* **Data to examine**
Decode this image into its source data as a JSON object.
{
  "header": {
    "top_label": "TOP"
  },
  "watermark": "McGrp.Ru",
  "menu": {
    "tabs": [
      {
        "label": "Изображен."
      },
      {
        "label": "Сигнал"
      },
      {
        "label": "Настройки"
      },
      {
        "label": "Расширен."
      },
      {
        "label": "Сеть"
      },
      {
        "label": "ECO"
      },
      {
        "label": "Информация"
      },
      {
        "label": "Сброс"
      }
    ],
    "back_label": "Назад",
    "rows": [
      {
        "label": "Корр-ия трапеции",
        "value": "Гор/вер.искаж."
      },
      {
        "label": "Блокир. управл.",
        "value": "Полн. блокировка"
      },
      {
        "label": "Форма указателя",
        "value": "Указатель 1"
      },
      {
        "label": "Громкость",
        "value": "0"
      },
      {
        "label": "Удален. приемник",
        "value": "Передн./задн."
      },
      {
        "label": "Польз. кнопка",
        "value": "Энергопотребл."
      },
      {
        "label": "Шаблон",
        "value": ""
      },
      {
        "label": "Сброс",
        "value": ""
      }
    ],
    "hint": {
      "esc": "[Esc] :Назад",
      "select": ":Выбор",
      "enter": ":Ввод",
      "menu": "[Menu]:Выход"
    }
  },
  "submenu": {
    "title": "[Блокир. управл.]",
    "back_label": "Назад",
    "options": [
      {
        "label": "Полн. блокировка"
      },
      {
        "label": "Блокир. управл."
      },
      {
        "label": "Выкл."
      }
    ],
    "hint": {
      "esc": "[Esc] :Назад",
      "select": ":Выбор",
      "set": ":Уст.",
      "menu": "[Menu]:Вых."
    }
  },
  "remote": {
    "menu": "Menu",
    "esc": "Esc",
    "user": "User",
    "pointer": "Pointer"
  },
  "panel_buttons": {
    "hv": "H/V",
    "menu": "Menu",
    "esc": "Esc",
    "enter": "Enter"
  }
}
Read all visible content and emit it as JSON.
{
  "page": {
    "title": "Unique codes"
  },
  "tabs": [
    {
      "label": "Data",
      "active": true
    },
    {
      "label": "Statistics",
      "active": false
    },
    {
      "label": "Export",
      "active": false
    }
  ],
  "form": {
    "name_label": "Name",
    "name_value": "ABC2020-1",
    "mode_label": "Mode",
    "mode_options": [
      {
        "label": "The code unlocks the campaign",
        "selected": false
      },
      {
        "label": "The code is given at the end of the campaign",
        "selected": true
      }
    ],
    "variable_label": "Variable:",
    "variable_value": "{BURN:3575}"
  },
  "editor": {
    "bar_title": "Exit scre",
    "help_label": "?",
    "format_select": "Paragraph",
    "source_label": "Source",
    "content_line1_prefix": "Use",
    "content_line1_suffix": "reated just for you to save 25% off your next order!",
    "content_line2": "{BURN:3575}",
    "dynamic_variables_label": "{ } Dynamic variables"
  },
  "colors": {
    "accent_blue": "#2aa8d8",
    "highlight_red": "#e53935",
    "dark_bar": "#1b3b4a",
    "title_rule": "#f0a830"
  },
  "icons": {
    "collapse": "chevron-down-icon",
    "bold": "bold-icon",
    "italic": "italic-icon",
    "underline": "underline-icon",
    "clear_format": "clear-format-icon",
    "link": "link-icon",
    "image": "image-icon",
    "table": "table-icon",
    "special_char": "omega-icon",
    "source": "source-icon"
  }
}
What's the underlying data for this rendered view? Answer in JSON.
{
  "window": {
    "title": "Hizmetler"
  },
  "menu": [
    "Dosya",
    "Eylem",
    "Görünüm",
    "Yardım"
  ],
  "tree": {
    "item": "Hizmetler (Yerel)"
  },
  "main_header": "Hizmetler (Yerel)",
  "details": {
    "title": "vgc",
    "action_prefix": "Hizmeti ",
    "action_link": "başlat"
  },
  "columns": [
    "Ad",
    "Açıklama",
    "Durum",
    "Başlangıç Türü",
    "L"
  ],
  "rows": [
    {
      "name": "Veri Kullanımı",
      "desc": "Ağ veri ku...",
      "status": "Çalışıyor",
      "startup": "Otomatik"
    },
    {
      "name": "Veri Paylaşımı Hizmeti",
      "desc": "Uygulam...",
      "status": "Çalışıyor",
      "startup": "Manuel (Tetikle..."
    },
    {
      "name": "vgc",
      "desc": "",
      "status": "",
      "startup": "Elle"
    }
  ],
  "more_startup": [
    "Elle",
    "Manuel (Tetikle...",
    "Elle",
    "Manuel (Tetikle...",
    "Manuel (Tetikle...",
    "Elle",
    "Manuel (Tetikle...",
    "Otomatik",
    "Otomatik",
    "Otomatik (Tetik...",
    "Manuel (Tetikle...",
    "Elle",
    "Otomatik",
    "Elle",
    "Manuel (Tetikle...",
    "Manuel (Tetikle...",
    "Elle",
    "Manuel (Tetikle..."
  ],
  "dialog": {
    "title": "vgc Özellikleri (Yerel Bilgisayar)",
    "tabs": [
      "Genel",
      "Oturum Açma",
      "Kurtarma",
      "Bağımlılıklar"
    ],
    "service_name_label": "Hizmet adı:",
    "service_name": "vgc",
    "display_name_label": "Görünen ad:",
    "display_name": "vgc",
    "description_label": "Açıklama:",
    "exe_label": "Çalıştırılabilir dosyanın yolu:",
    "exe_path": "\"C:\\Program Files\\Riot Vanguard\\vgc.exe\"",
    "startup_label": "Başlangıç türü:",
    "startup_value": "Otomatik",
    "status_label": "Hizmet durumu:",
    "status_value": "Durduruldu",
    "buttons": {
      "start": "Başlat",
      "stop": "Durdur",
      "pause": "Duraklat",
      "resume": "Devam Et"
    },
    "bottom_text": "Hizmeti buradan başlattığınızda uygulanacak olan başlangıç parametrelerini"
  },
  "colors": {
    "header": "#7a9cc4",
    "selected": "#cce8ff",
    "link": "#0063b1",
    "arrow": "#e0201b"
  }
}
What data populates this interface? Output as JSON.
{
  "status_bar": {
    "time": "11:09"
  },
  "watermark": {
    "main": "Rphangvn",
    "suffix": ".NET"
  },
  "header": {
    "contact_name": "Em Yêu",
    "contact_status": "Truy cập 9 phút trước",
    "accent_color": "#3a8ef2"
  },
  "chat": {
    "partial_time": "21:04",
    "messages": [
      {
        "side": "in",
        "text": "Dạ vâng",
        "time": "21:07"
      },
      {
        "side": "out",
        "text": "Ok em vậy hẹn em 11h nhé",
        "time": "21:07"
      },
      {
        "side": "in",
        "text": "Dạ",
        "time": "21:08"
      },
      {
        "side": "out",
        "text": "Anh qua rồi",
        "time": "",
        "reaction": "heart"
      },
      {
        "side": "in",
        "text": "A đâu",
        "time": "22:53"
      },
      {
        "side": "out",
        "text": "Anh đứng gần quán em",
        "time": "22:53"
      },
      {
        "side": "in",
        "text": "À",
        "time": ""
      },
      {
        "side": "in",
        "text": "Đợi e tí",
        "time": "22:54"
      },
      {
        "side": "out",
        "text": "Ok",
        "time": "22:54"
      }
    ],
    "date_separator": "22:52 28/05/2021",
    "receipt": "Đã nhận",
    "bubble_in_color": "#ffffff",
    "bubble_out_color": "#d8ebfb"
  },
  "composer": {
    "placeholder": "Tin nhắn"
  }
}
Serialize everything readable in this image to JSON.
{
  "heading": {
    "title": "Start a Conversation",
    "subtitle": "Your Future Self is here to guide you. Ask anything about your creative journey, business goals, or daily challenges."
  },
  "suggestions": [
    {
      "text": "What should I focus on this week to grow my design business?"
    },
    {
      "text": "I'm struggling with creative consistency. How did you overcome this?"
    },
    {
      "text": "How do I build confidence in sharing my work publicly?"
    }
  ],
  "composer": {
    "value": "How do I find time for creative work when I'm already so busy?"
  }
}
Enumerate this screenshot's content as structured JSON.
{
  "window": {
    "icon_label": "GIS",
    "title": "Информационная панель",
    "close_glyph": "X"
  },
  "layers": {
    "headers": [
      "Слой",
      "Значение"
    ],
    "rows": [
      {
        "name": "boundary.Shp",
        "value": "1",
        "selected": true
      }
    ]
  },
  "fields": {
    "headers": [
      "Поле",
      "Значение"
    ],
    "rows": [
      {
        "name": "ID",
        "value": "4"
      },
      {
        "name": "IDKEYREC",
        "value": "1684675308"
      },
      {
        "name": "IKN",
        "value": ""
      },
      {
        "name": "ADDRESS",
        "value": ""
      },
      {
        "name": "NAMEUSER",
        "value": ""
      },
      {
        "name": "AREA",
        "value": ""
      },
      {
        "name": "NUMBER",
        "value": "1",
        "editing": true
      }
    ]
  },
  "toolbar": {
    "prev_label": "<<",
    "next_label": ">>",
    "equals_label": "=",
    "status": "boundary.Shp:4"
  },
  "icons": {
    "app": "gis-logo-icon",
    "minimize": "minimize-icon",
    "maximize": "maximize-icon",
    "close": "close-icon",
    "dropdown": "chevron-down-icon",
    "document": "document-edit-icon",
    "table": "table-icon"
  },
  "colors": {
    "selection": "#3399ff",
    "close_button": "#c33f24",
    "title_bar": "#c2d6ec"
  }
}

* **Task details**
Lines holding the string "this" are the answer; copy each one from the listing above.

* **Answer space**
Decode this image into its source data as a JSON object.
What's the underlying data for this rendered view? Answer in JSON.
What data populates this interface? Output as JSON.
Serialize everything readable in this image to JSON.
      "text": "What should I focus on this week to grow my design business?"
      "text": "I'm struggling with creative consistency. How did you overcome this?"
Enumerate this screenshot's content as structured JSON.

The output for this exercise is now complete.